(Description of the task): Please set down each line of the material exactly.

(Given data):
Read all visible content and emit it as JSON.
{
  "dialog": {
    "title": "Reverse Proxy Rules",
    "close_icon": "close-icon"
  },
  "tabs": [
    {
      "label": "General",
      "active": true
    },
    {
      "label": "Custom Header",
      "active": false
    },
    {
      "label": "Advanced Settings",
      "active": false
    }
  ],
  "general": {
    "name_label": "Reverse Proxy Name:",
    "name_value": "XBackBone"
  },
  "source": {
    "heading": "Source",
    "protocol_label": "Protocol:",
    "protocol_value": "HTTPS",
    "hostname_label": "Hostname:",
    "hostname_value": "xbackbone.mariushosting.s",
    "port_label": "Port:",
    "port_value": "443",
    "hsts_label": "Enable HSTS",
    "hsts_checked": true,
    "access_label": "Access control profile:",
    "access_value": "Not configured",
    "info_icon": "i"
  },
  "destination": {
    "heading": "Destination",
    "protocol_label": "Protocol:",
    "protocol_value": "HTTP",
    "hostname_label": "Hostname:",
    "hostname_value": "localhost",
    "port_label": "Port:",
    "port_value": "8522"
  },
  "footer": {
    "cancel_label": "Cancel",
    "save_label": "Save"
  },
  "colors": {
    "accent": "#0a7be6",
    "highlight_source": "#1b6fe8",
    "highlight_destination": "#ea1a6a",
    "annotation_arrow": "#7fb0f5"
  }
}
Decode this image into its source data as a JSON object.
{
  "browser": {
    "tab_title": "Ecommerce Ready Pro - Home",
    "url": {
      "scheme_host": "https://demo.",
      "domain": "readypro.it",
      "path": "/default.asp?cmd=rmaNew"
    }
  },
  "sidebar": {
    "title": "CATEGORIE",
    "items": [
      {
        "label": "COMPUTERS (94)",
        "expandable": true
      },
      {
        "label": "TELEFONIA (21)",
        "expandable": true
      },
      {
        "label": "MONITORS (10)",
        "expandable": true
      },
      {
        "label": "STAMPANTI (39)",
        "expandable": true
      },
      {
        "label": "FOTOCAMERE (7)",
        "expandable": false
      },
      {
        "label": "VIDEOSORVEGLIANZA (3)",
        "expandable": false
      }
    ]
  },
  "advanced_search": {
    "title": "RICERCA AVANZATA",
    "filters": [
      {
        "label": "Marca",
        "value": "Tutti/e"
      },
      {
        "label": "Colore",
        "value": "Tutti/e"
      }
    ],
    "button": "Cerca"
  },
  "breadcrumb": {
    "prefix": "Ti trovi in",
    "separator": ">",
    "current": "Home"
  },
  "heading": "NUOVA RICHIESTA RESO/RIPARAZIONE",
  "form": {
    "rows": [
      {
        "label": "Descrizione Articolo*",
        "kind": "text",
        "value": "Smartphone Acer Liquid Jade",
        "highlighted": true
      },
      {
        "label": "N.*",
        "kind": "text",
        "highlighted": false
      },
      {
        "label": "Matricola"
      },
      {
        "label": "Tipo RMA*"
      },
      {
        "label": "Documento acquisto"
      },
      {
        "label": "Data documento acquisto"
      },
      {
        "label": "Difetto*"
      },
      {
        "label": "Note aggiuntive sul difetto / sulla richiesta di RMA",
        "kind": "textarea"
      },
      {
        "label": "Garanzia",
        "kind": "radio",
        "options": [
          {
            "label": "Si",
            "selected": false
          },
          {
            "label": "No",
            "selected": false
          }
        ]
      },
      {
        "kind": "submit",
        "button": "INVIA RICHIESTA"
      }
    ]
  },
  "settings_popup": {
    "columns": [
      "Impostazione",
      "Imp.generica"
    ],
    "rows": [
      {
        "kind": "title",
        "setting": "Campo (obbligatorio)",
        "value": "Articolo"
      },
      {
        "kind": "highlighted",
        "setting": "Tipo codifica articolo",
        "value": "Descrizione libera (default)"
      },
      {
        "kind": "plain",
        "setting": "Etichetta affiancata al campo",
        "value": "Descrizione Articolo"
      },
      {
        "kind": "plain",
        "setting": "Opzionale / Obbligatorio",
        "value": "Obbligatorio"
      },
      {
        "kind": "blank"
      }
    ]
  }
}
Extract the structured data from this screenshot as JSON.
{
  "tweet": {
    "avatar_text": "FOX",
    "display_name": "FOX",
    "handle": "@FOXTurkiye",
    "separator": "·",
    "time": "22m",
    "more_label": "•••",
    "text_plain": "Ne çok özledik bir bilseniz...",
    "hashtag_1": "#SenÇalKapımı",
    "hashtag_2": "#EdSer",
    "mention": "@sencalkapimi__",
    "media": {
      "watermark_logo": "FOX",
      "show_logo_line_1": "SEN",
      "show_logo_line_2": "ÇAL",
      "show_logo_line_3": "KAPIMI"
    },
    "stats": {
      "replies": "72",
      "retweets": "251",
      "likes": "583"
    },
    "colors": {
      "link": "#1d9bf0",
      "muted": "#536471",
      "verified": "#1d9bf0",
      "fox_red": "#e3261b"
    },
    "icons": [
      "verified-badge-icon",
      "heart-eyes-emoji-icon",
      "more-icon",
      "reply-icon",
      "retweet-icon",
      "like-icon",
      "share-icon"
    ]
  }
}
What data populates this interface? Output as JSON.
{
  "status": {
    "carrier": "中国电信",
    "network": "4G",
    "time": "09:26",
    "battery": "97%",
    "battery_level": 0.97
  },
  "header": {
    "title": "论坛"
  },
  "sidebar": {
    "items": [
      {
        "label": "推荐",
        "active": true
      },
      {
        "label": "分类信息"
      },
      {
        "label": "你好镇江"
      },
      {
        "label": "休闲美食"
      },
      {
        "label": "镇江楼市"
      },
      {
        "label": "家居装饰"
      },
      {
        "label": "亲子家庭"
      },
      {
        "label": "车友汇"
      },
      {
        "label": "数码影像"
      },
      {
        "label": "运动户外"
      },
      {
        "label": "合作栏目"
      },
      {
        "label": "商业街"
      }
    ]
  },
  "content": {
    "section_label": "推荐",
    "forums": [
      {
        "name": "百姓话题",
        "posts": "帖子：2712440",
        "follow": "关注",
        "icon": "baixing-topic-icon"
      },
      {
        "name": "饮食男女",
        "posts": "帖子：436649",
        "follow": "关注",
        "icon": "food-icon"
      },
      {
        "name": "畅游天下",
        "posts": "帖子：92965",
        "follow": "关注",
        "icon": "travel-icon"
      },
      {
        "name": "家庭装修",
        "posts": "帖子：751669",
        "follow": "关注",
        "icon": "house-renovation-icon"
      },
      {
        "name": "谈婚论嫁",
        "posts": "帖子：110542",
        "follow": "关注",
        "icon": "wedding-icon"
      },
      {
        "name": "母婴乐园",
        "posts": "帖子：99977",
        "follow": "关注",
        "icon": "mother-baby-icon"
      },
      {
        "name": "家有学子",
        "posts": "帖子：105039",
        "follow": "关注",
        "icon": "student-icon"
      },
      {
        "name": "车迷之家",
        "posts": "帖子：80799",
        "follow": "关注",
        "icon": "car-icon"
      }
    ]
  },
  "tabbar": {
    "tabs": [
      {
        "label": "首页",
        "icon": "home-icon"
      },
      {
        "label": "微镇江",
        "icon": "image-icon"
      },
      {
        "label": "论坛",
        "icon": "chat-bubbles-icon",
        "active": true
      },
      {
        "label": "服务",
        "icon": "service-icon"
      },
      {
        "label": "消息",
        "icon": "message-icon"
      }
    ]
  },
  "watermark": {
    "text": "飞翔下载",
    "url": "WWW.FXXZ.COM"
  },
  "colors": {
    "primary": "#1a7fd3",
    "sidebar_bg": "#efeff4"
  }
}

(Your solution):
Read all visible content and emit it as JSON.
{
  "dialog": {
    "title": "Reverse Proxy Rules",
    "close_icon": "close-icon"
  },
  "tabs": [
    {
      "label": "General",
      "active": true
    },
    {
      "label": "Custom Header",
      "active": false
    },
    {
      "label": "Advanced Settings",
      "active": false
    }
  ],
  "general": {
    "name_label": "Reverse Proxy Name:",
    "name_value": "XBackBone"
  },
  "source": {
    "heading": "Source",
    "protocol_label": "Protocol:",
    "protocol_value": "HTTPS",
    "hostname_label": "Hostname:",
    "hostname_value": "xbackbone.mariushosting.s",
    "port_label": "Port:",
    "port_value": "443",
    "hsts_label": "Enable HSTS",
    "hsts_checked": true,
    "access_label": "Access control profile:",
    "access_value": "Not configured",
    "info_icon": "i"
  },
  "destination": {
    "heading": "Destination",
    "protocol_label": "Protocol:",
    "protocol_value": "HTTP",
    "hostname_label": "Hostname:",
    "hostname_value": "localhost",
    "port_label": "Port:",
    "port_value": "8522"
  },
  "footer": {
    "cancel_label": "Cancel",
    "save_label": "Save"
  },
  "colors": {
    "accent": "#0a7be6",
    "highlight_source": "#1b6fe8",
    "highlight_destination": "#ea1a6a",
    "annotation_arrow": "#7fb0f5"
  }
}
Decode this image into its source data as a JSON object.
{
  "browser": {
    "tab_title": "Ecommerce Ready Pro - Home",
    "url": {
      "scheme_host": "https://demo.",
      "domain": "readypro.it",
      "path": "/default.asp?cmd=rmaNew"
    }
  },
  "sidebar": {
    "title": "CATEGORIE",
    "items": [
      {
        "label": "COMPUTERS (94)",
        "expandable": true
      },
      {
        "label": "TELEFONIA (21)",
        "expandable": true
      },
      {
        "label": "MONITORS (10)",
        "expandable": true
      },
      {
        "label": "STAMPANTI (39)",
        "expandable": true
      },
      {
        "label": "FOTOCAMERE (7)",
        "expandable": false
      },
      {
        "label": "VIDEOSORVEGLIANZA (3)",
        "expandable": false
      }
    ]
  },
  "advanced_search": {
    "title": "RICERCA AVANZATA",
    "filters": [
      {
        "label": "Marca",
        "value": "Tutti/e"
      },
      {
        "label": "Colore",
        "value": "Tutti/e"
      }
    ],
    "button": "Cerca"
  },
  "breadcrumb": {
    "prefix": "Ti trovi in",
    "separator": ">",
    "current": "Home"
  },
  "heading": "NUOVA RICHIESTA RESO/RIPARAZIONE",
  "form": {
    "rows": [
      {
        "label": "Descrizione Articolo*",
        "kind": "text",
        "value": "Smartphone Acer Liquid Jade",
        "highlighted": true
      },
      {
        "label": "N.*",
        "kind": "text",
        "highlighted": false
      },
      {
        "label": "Matricola"
      },
      {
        "label": "Tipo RMA*"
      },
      {
        "label": "Documento acquisto"
      },
      {
        "label": "Data documento acquisto"
      },
      {
        "label": "Difetto*"
      },
      {
        "label": "Note aggiuntive sul difetto / sulla richiesta di RMA",
        "kind": "textarea"
      },
      {
        "label": "Garanzia",
        "kind": "radio",
        "options": [
          {
            "label": "Si",
            "selected": false
          },
          {
            "label": "No",
            "selected": false
          }
        ]
      },
      {
        "kind": "submit",
        "button": "INVIA RICHIESTA"
      }
    ]
  },
  "settings_popup": {
    "columns": [
      "Impostazione",
      "Imp.generica"
    ],
    "rows": [
      {
        "kind": "title",
        "setting": "Campo (obbligatorio)",
        "value": "Articolo"
      },
      {
        "kind": "highlighted",
        "setting": "Tipo codifica articolo",
        "value": "Descrizione libera (default)"
      },
      {
        "kind": "plain",
        "setting": "Etichetta affiancata al campo",
        "value": "Descrizione Articolo"
      },
      {
        "kind": "plain",
        "setting": "Opzionale / Obbligatorio",
        "value": "Obbligatorio"
      },
      {
        "kind": "blank"
      }
    ]
  }
}
Extract the structured data from this screenshot as JSON.
{
  "tweet": {
    "avatar_text": "FOX",
    "display_name": "FOX",
    "handle": "@FOXTurkiye",
    "separator": "·",
    "time": "22m",
    "more_label": "•••",
    "text_plain": "Ne çok özledik bir bilseniz...",
    "hashtag_1": "#SenÇalKapımı",
    "hashtag_2": "#EdSer",
    "mention": "@sencalkapimi__",
    "media": {
      "watermark_logo": "FOX",
      "show_logo_line_1": "SEN",
      "show_logo_line_2": "ÇAL",
      "show_logo_line_3": "KAPIMI"
    },
    "stats": {
      "replies": "72",
      "retweets": "251",
      "likes": "583"
    },
    "colors": {
      "link": "#1d9bf0",
      "muted": "#536471",
      "verified": "#1d9bf0",
      "fox_red": "#e3261b"
    },
    "icons": [
      "verified-badge-icon",
      "heart-eyes-emoji-icon",
      "more-icon",
      "reply-icon",
      "retweet-icon",
      "like-icon",
      "share-icon"
    ]
  }
}
What data populates this interface? Output as JSON.
{
  "status": {
    "carrier": "中国电信",
    "network": "4G",
    "time": "09:26",
    "battery": "97%",
    "battery_level": 0.97
  },
  "header": {
    "title": "论坛"
  },
  "sidebar": {
    "items": [
      {
        "label": "推荐",
        "active": true
      },
      {
        "label": "分类信息"
      },
      {
        "label": "你好镇江"
      },
      {
        "label": "休闲美食"
      },
      {
        "label": "镇江楼市"
      },
      {
        "label": "家居装饰"
      },
      {
        "label": "亲子家庭"
      },
      {
        "label": "车友汇"
      },
      {
        "label": "数码影像"
      },
      {
        "label": "运动户外"
      },
      {
        "label": "合作栏目"
      },
      {
        "label": "商业街"
      }
    ]
  },
  "content": {
    "section_label": "推荐",
    "forums": [
      {
        "name": "百姓话题",
        "posts": "帖子：2712440",
        "follow": "关注",
        "icon": "baixing-topic-icon"
      },
      {
        "name": "饮食男女",
        "posts": "帖子：436649",
        "follow": "关注",
        "icon": "food-icon"
      },
      {
        "name": "畅游天下",
        "posts": "帖子：92965",
        "follow": "关注",
        "icon": "travel-icon"
      },
      {
        "name": "家庭装修",
        "posts": "帖子：751669",
        "follow": "关注",
        "icon": "house-renovation-icon"
      },
      {
        "name": "谈婚论嫁",
        "posts": "帖子：110542",
        "follow": "关注",
        "icon": "wedding-icon"
      },
      {
        "name": "母婴乐园",
        "posts": "帖子：99977",
        "follow": "关注",
        "icon": "mother-baby-icon"
      },
      {
        "name": "家有学子",
        "posts": "帖子：105039",
        "follow": "关注",
        "icon": "student-icon"
      },
      {
        "name": "车迷之家",
        "posts": "帖子：80799",
        "follow": "关注",
        "icon": "car-icon"
      }
    ]
  },
  "tabbar": {
    "tabs": [
      {
        "label": "首页",
        "icon": "home-icon"
      },
      {
        "label": "微镇江",
        "icon": "image-icon"
      },
      {
        "label": "论坛",
        "icon": "chat-bubbles-icon",
        "active": true
      },
      {
        "label": "服务",
        "icon": "service-icon"
      },
      {
        "label": "消息",
        "icon": "message-icon"
      }
    ]
  },
  "watermark": {
    "text": "飞翔下载",
    "url": "WWW.FXXZ.COM"
  },
  "colors": {
    "primary": "#1a7fd3",
    "sidebar_bg": "#efeff4"
  }
}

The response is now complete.